Currently 56 countries are in the OECD first wave, with financial institutions reporting from 2017 onwards about account data from 2016. These countries include France, South Africa and the UK.
And 41 countries are currently in the OECD second wave, with financial institutions reporting from 2018 onwards about account data from 2017. These countries include Australia, Canada, Switzerland and Israel.
Any person, company or trust with a hidden bank account is now on borrowed time and should take advice. Various alternative course of action may or may not be feasible. In many cases, a tax amnesty (voluntary disclosure procedure) should be considered in each relevant country.
In Israel, there have been successive rounds of amnesty. The ITA announced last September 21, 2015 that the latest amnesty had already yielded 3,832 applications involving NIS 10.6 billion of black money.
How the Israeli Amnesty Works:
There are three alternative Israeli tax amnesty tracks: regular, anonymous and fast. The deadline for applying for the regular amnesty track is December 31, 2015.
The deadline for applying for the anonymous or fast tracks (usually preferable) is currently June 30, 2016 – not far off.
The anonymous track means the taxpayer’s name is only disclosed at the end of the amnesty process if all went well and is supposed to be over in 90 – 180 days (unusual in practice). The fast track is meant to be over within 45 days (sometimes happens). As for trusts, additional rules and possibilities exist.
Usually the ITA accepts disclosure of unreported income going back to the beginning of 2005. An amnesty is not available if the taxpayer is already under Israeli governmental inquiry of any sort. As for Form 5329 (see above), there has been uncertainty – is it an inquiry or not – but it seems the ITA is currently accepting amnesty applications from Form 5329 recipients.
After negotiations at the local tax office, the deliverable is usually a written agreement which the taxpayer approves and then the upper echelons of the ITA approve.
Pros and Cons:
The main pros of the Israeli amnesty process, if successful, are no criminal prosecution and peace of mind. However, there is no free pass from paying the Israeli tax (after any applicable foreign tax credit) plus interest and indexation and perhaps fines for lateness.
However, the biggest problem usually is an ITA requirement to prove that the source of capital was taxed at the time or was not taxable in Israel.

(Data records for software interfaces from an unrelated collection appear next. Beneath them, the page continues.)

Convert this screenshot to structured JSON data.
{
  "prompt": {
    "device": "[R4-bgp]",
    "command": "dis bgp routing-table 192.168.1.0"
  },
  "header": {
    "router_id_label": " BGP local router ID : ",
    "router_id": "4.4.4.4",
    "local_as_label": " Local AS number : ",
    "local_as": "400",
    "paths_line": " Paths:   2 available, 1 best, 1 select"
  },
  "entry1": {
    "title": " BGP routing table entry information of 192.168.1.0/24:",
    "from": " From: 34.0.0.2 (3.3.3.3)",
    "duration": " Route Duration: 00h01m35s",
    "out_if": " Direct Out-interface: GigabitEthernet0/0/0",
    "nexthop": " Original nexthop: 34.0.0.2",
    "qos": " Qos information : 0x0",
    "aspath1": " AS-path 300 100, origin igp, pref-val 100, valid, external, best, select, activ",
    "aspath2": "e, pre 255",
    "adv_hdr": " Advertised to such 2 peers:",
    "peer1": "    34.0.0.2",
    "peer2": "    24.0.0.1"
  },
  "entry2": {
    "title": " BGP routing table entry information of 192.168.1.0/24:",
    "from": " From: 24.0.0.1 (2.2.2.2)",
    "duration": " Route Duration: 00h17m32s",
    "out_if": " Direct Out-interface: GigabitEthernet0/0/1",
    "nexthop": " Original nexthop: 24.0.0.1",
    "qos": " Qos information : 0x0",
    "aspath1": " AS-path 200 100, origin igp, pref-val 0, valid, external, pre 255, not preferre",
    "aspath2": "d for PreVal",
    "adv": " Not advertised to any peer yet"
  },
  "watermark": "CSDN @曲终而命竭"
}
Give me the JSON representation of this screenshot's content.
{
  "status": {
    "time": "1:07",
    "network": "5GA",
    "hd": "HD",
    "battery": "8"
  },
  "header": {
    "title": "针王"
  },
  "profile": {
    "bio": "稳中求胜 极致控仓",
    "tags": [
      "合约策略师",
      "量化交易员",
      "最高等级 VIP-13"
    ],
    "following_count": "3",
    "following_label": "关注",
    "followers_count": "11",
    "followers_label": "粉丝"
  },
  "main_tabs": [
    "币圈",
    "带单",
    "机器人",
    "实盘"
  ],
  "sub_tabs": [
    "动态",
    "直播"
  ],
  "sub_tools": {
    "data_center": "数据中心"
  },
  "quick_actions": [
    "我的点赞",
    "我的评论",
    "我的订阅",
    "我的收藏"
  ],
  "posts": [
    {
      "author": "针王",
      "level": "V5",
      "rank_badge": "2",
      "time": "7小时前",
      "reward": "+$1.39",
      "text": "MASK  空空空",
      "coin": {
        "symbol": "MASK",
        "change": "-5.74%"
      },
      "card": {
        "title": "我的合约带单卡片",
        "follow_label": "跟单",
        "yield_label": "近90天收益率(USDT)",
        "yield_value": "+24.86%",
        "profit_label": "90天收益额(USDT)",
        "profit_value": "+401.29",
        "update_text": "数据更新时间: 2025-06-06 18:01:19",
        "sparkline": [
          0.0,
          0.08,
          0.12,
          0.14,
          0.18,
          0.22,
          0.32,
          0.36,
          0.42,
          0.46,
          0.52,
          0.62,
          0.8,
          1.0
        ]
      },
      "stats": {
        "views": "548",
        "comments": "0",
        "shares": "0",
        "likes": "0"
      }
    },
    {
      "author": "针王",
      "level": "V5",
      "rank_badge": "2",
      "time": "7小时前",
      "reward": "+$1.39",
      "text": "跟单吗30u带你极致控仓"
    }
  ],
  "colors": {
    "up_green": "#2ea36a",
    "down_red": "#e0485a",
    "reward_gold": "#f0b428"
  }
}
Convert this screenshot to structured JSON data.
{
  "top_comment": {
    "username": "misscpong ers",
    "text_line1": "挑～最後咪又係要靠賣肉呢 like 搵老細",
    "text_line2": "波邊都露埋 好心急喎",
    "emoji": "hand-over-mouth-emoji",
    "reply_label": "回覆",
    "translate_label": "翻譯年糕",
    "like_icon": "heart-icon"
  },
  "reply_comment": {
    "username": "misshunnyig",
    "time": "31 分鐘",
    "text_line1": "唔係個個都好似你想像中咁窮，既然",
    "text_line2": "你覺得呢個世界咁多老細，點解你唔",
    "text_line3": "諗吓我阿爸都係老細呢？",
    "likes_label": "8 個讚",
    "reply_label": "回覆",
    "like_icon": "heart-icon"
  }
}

It can be very hard unearthing paperwork going back decades. The ITA taxes unproven capital at rates typically ranging from 10% to 50%.
Negotiations are done on a very professional level, consider sending a professional to the negotiations. Claim any foreign tax credits. Check very carefully which exchange rates to apply. Check loss utilization, the ITA does not allow losses to be used against any income outside the amnesty. Always check the position in all countries and for all family members….
As always, consult experienced tax advisors in each country at an early stage in specific cases.
The writer is a certified public accountant and tax specialist at Harris Consulting & Tax Ltd.